This session includes an overview of NIH programs supporting the translation of technologies and success stories from investigators who have successfully transitioned their projects to NIH funding, followed by an overview of specific funding mechanisms provided by NIH Program Staff and a question-and-answer session.

Panel Speakers:

Dr. Philip Starr (MD-PhD)
University of California, San Francisco

Dr. John Viventi (PhD)
Duke University

Dr. Vanessa Tolosa (PhD)
META

Concurrent Session

12:15 PM - 1:15 PM

Public Engagement Models for the Benefit of BRAIN Initiative Science
Location: Glen Echo

Come experience interactive and experiential activities to introduce the BRAIN Initiative community to public engagement approaches, followed by moderated discussion with session attendees

Concurrent Session

12:15 PM - 1:15 PM

The Theater of Thought Abridged Documentary Screening + Q & A
Location: White Flint Ampitheater

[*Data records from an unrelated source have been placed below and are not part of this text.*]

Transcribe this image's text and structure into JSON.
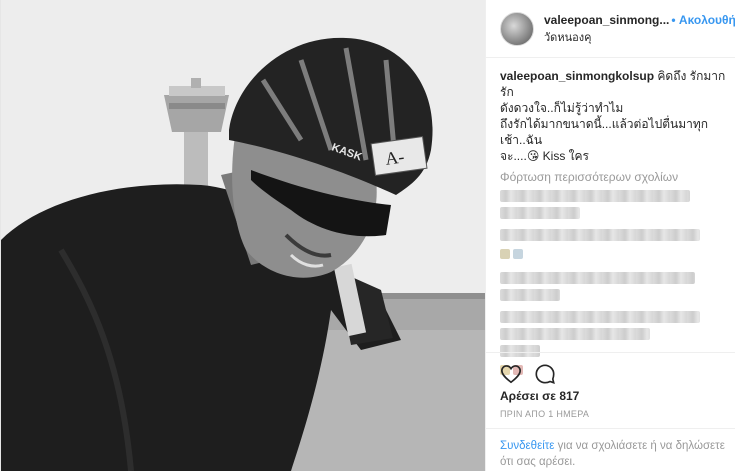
{
  "header": {
    "username": "valeepoan_sinmong...",
    "follow_label": "• Ακολουθήστε",
    "location": "วัดหนองคุ"
  },
  "caption": {
    "user": "valeepoan_sinmongkolsup",
    "line1": " คิดถึง รักมาก รัก",
    "line2": "ดังดวงใจ..ก็ไม่รู้ว่าทำไม",
    "line3": "ถึงรักได้มากขนาดนี้...แล้วต่อไปตื่นมาทุกเช้า..ฉัน",
    "line4": "จะ....😘 Kiss ใคร"
  },
  "comments": {
    "load_more": "Φόρτωση περισσότερων σχολίων"
  },
  "actions": {
    "like_icon": "heart-icon",
    "comment_icon": "comment-bubble-icon",
    "likes": "Αρέσει σε 817",
    "time": "ΠΡΙΝ ΑΠΟ 1 ΗΜΕΡΑ"
  },
  "login": {
    "link": "Συνδεθείτε",
    "text": " για να σχολιάσετε ή να δηλώσετε ότι σας αρέσει."
  },
  "colors": {
    "link_blue": "#3897f0",
    "text": "#262626",
    "muted": "#999999"
  }
}
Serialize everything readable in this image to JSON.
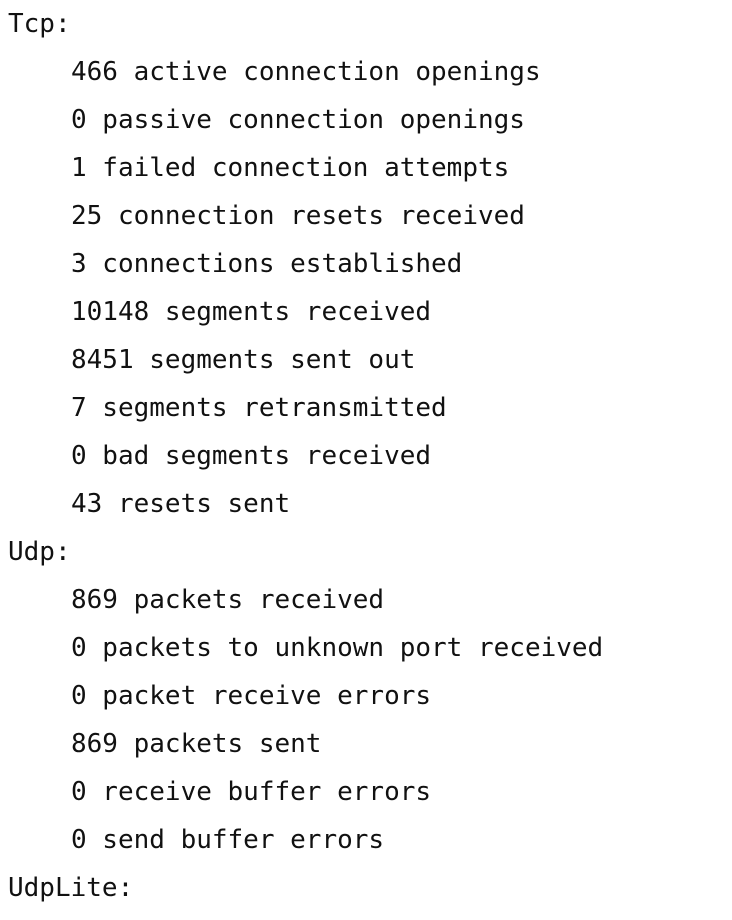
{
  "sections": [
    {
      "header": "Tcp:",
      "lines": [
        "466 active connection openings",
        "0 passive connection openings",
        "1 failed connection attempts",
        "25 connection resets received",
        "3 connections established",
        "10148 segments received",
        "8451 segments sent out",
        "7 segments retransmitted",
        "0 bad segments received",
        "43 resets sent"
      ]
    },
    {
      "header": "Udp:",
      "lines": [
        "869 packets received",
        "0 packets to unknown port received",
        "0 packet receive errors",
        "869 packets sent",
        "0 receive buffer errors",
        "0 send buffer errors"
      ]
    },
    {
      "header": "UdpLite:",
      "lines": []
    }
  ],
  "colors": {
    "background": "#ffffff",
    "text": "#111111"
  }
}
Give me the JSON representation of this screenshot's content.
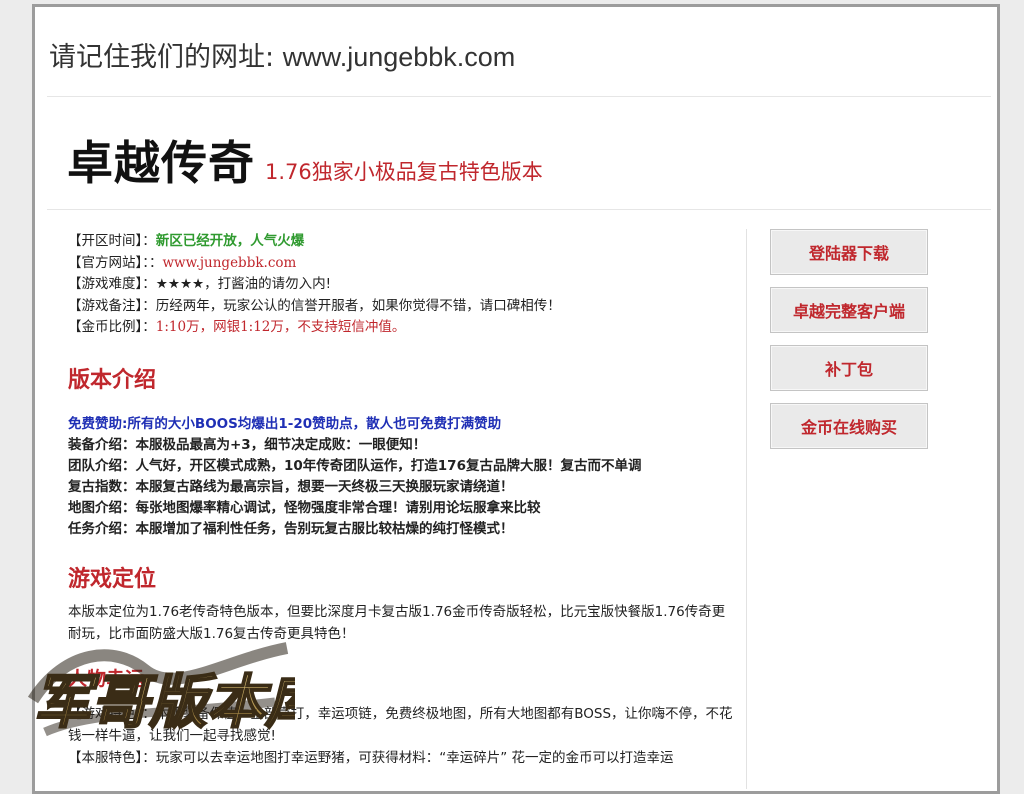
{
  "notice": {
    "prefix": "请记住我们的网址: ",
    "url": "www.jungebbk.com"
  },
  "header": {
    "title": "卓越传奇",
    "subtitle": "1.76独家小极品复古特色版本"
  },
  "info": [
    {
      "label": "【开区时间】：",
      "value": "新区已经开放，人气火爆"
    },
    {
      "label": "【官方网站】：",
      "sep": "：",
      "value": "www.jungebbk.com"
    },
    {
      "label": "【游戏难度】：",
      "value": "★★★★，打酱油的请勿入内!"
    },
    {
      "label": "【游戏备注】：",
      "value": "历经两年，玩家公认的信誉开服者，如果你觉得不错，请口碑相传！"
    },
    {
      "label": "【金币比例】：",
      "value": "1:10万，网银1:12万，不支持短信冲值。"
    }
  ],
  "version": {
    "heading": "版本介绍",
    "highlight": "免费赞助:所有的大小BOOS均爆出1-20赞助点，散人也可免费打满赞助",
    "lines": [
      "装备介绍：本服极品最高为+3，细节决定成败：一眼便知！",
      "团队介绍：人气好，开区模式成熟，10年传奇团队运作，打造176复古品牌大服！复古而不单调",
      "复古指数：本服复古路线为最高宗旨，想要一天终极三天换服玩家请绕道！",
      "地图介绍：每张地图爆率精心调试，怪物强度非常合理！请别用论坛服拿来比较",
      "任务介绍：本服增加了福利性任务，告别玩复古服比较枯燥的纯打怪模式！"
    ]
  },
  "positioning": {
    "heading": "游戏定位",
    "text": "本版本定位为1.76老传奇特色版本，但要比深度月卡复古版1.76金币传奇版轻松，比元宝版快餐版1.76传奇更耐玩，比市面防盛大版1.76复古传奇更具特色！"
  },
  "character": {
    "heading": "人物幸运",
    "features_label": "【游戏特色】：",
    "features_text": "本服装备保值，全部靠打，幸运项链，免费终极地图，所有大地图都有BOSS，让你嗨不停，不花钱一样牛逼，让我们一起寻找感觉!",
    "server_label": "【本服特色】：",
    "server_text": "玩家可以去幸运地图打幸运野猪，可获得材料：“幸运碎片” 花一定的金币可以打造幸运"
  },
  "sidebar": {
    "buttons": [
      "登陆器下载",
      "卓越完整客户端",
      "补丁包",
      "金币在线购买"
    ]
  },
  "watermark": {
    "text": "军哥版本库"
  },
  "colors": {
    "accent": "#c0272d",
    "green": "#2f9a2f",
    "blue": "#1f2fb5"
  }
}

Werner Herzog sets his sights on yet another mysterious landscape - the human brain - for clues as to why a hunk of tissue can produce profound thoughts and feelings while considering the philosophical, ethical, and social implications of fast-advancing neural technology. Please join Dr. Rafael Yuste for an abridged screening of this documentary followed by time for Q&A.

Rafael Yuste

1:15 PM - 2:15 PM
Meet the Funders (open to all attendees)
Location: White Oak

Networking event for trainees and researchers to meet and mingle with agency and organization staff to learn about funding opportunities.

Representatives from the following organizations will be in attendance:

2:15 PM - 3:45 PM
Poster Session 3 & Exhibits
Location: Grand Ballroom E-H

Explore this year’s poster hall and interact with BRAIN Initiative scientists as they present their cutting-edge BRAIN Initiative research projects in-person and virtually via iPosters.  Visit a selection of in-person and virtual exhibit booths and learn about the scientific endeavors of our exhibiting organizations. 

Concurrent Session

3:45 PM – 4:45 PM

Sensing, Controlling and Integrating Brain Processes with Biological Light
Location: Grand Ballroom A-C

Bioluminescent Optogenetics takes advantage of molecules found in nature for sensing (photoreceptors) and emitting (luciferases) light, enabling a versatile platform for genetically targeted sensors, actuators, and integrators of neural activity. Five diverse speakers will cover the why and how of bioluminescent calcium and neurotransmitter sensors, their use in integrating neural activity with changes in membrane potential and transcription, transsynaptic communication through bioluminescence, and luciferins with improved brain access. Discussion will seek to illuminate emerging areas of research and the tools needed to embark upon them.

Ute Hochgeschwender
Ute Hochgeschwender
Michael Lin
Michael Lin
Eric Petersen
Eric Petersen
Nathan Shaner
Nathan Shaner

Concurrent Session

3:45 PM – 4:45 PM

Reproducible Workflows for Collaborative Neuroscience
Location: Grand Ballroom D

Accelerate research using automated workflows, advanced computing, and team science.

Saskia de Vries
Saskia de Vries
Julia Huntenburg
Julia Huntenburg
Erik Johnson
Erik Johnson
Kyu Hyun Lee
Kyu Hyun Lee
Dimitri Yatsenko
Dimitri Yatsenko

ALL TIMES LISTED IN EDT.